Even though these two fibers are (I think) discontinued, they played well together: Laines du Nord Prancer for the main body of the shawl and Noro Cash Iroha for the edging. I worked this up on U.S. 10 1/2" circular needles (6.5 mm) and a U.S. H hook (5.00 mm) for the edging, which is smaller than called for in the pattern. I also made my shawlette more akin to a shawl by using about 147 grams of yarn for the body and approximately 44 grams on the edging, for a grand poobah total of 366 fibery yards.

I cannot tell you how much I love this shawl. It's super warm and the perfect thing to throw over the shoulders or double up around the neck. Make one for yourself, and you'll see exactly what I mean.

Now, in keeping with the spirit of design/er giving during this gift-along (which, again, runs straight through the end of the year), I've had the pleasure of interviewing and getting to know Ella Austin, a/k/a Bombella Knits. Here's a designer after my own color-filled heart - her claim to fame is stranded color work and she has a love of Karie Westermann shawl designs. Without further ado, I present:


The Artfully Voie de Vie Questionnaire
with knit designer Ella Austin

Ella Austin. Photo used with designer's kind permission.
Can you tell us a little bit about your background before you started to design knit garments and accessories?

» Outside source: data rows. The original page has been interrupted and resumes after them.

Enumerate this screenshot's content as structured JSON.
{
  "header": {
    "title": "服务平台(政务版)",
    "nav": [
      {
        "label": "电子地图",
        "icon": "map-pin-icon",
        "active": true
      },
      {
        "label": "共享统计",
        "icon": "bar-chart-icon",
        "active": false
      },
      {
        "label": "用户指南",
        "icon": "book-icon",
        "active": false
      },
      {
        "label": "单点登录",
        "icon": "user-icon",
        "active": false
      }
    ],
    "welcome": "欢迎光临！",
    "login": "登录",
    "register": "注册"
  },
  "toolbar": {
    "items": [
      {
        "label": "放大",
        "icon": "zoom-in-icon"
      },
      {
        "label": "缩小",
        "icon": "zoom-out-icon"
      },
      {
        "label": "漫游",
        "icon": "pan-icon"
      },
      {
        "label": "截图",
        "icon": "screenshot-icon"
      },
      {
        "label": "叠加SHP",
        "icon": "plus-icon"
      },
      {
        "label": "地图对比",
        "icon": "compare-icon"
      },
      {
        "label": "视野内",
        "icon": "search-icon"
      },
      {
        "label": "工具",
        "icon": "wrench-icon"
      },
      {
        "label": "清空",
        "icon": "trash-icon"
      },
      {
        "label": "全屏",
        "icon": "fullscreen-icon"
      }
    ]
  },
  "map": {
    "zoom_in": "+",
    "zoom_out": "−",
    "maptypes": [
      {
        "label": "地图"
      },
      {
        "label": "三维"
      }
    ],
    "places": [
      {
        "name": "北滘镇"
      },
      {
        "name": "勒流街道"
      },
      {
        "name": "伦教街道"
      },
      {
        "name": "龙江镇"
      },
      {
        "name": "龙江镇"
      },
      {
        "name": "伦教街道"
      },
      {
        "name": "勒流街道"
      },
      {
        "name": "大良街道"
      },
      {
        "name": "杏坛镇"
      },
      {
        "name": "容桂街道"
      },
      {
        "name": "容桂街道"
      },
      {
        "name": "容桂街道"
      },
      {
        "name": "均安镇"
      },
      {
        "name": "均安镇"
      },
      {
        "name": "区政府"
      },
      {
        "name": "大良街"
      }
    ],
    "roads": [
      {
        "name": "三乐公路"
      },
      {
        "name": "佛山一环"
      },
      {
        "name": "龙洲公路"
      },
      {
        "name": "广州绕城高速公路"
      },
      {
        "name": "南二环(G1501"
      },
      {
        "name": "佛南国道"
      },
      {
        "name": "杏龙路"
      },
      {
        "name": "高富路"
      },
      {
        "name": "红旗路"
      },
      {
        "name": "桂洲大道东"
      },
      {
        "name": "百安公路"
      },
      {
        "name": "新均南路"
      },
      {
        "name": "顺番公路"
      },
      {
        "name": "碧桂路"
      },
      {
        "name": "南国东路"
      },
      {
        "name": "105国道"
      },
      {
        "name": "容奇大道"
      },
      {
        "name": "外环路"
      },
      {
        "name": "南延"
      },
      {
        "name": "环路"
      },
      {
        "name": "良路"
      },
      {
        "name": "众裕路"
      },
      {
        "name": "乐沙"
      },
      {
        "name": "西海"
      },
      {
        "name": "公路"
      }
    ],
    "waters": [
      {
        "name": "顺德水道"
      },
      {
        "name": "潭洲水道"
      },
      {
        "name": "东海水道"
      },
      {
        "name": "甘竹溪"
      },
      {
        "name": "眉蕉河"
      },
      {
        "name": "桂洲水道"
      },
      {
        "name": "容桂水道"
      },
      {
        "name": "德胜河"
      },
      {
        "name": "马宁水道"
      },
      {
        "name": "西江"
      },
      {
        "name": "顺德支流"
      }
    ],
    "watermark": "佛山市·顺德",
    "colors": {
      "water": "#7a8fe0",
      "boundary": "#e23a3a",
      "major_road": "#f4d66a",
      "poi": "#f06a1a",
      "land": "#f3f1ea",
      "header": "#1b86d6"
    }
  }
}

Just before I started designing I was a stay at home mum and breastfeeding helper. Before that I worked in admin and IT for a charity in London and before that I studied sociology and classical studies at Reading University. But I’ve always loved art and design and I’ve always been an avid knitter -ever since I was a child.

When was the moment you knew you wanted to become a knit designer?

Although I’d knit for all my life I had never really tried to push myself as a knitter until I met the Reading-based Outcasts knitting group about seven years ago. Then soon after Ravelry came along and inspired me further. I started to have ideas for things I wanted to knit and so I started experimenting… and found that I loved it!

Please describe your personal knit design philosophy?

I love stranded colourwork so I tend to think in terms of colour, line and pattern. I mostly design small, colourful knits that I consider to be fun!

What is your greatest knit (or design) memory?

It’s hard to pick a single moment because knit design involves a lot of gradual development of ideas. I’m most proud of my knitting kits and I hope to continually improve and develop them. For a single moment memory, I was very excited when one of my early designs was commissioned by Knit Now magazine.

If you could have dinner with any three designers, dead or alive, who would they be, and why?

This is a hard question. Most of my old knitting group the Outcasts have done at least a design or two so I’d pick a bunch of them!

Throw or pick?

Throw. I’m a very slow knitter!

It’s your last object to design (or make). What is it, and what fiber do you use?

There’s so much I want to knit, it’s too sad to think of a last thing! One thing I’ve been wanting to do for ages but haven’t done yet is a small woodland creature in Skein Queen Blush 80% merino 20% cashmere.

What trait do you most admire in designers?

Diversity. I admire designers who can do all sorts of things with all different techniques. I also love a good cardigan so a designer that does a good cardigan has my respect!

What trait do you most detest in designers?

Detest is such a strong word! I don’t like snobbery in knitting whether it’s ‘I only use x yarn’ or ‘I’d never knit y type of object’.

You are recommending a design gift in response to a friend’s inquiry. Other than your own designs (which, as everyone knows, are quite beautiful!), what would you recommend?

Suzanne Stallard’s colourwork mitts (especially the Alfredos) or a Karie Westermann shawl.

All right everyone - now head on over to Andrea's at Wisdom Begins in Wonder to see how everyone else is interacting with the gift-a-long. As for me, I'm officially blogged out ... for the moment. 

Stay tuned ...